Dr. Santer, Dr. Garzon, and Mr. Duncan made their first-ever appearance in Salt Lake City for a 90-minute discussion in which each individual shared their personal stories along with research and documentation related to the current global climate debate. Discussion centered around superstorms, rising temperatures, failed crops, prolonged drought cycles, melting sea ice, retreating glaciers, multi-billion dollar insurance claims and rising death tolls associated with climate change.

As a scientist with more than three decades of his life and career dedicated to climate research at the Lawrence Livermore Lab, Dr. Ben Santer tells the story of a warming climate through computer modeling and satellite imagery accented by personal stories that begin with his participation in the 1995 report of the Intergovernmental Panel on Climate Change

Considered one of the world’s leading experts on global disaster response during the past generation, Dr. Hernando Garzon weaves a personal story that begins with his work navigating crises like 9/11, the Haitian earthquake and West Africa’s Ebola crisis while addressing a noticeable shift to climate-related disasters such as Puerto Rico, New Orleans, sub-Saharan Africa, and the Ayerwaddy Delta region of Burma. According to Dr. Garzon, human-caused climate change is now impacting global health and loss of life through increased damage related to storms and climate events.

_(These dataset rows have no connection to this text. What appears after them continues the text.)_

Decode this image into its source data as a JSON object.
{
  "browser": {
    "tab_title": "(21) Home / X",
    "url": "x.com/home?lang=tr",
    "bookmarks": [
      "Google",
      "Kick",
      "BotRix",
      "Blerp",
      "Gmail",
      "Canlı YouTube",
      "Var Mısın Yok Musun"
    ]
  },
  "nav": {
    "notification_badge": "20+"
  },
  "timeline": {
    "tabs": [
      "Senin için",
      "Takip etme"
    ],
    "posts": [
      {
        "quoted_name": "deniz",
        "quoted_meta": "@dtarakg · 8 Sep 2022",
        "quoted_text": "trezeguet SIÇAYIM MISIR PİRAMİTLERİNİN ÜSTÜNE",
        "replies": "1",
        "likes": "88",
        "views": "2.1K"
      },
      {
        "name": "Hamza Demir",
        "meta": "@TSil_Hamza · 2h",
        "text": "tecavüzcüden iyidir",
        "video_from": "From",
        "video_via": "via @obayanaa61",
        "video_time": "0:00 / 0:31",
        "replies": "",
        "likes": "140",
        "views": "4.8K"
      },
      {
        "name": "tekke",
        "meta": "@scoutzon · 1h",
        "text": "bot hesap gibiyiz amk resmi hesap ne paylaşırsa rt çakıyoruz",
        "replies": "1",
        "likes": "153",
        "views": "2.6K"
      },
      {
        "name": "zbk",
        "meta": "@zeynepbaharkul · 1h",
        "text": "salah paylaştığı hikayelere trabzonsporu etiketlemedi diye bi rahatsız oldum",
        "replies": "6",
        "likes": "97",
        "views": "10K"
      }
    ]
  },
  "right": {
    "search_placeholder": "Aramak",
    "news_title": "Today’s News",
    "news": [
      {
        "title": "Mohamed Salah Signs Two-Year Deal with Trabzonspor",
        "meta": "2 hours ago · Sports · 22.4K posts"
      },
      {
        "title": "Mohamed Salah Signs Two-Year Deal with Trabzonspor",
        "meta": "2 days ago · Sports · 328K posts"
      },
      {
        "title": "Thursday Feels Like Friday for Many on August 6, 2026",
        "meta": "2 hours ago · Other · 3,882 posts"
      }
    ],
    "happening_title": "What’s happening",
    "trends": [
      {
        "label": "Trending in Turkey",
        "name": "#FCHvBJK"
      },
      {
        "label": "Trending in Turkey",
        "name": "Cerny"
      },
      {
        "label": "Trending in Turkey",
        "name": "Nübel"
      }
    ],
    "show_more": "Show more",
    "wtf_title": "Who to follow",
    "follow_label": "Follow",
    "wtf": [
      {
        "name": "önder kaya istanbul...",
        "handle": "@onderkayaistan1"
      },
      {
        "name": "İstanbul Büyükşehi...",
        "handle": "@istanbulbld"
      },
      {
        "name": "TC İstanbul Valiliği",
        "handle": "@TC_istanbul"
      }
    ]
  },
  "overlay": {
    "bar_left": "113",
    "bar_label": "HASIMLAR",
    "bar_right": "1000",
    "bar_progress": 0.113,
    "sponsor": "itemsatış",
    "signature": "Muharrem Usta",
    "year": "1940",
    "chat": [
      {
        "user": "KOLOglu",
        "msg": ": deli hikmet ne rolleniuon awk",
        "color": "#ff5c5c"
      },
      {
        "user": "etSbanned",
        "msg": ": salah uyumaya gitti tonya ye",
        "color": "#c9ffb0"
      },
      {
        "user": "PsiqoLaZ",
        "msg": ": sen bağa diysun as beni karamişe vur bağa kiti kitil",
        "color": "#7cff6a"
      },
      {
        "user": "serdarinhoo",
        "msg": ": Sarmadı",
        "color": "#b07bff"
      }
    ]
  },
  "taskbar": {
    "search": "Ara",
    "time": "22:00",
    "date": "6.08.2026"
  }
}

A board member for the Juneau Icefield Research Program along with Santer and Garzon, Chip Duncan has been documenting the glaciers of North America’s St. Elias region and the Juneau Icefield annually since 1991.

Things we discussed in this episode: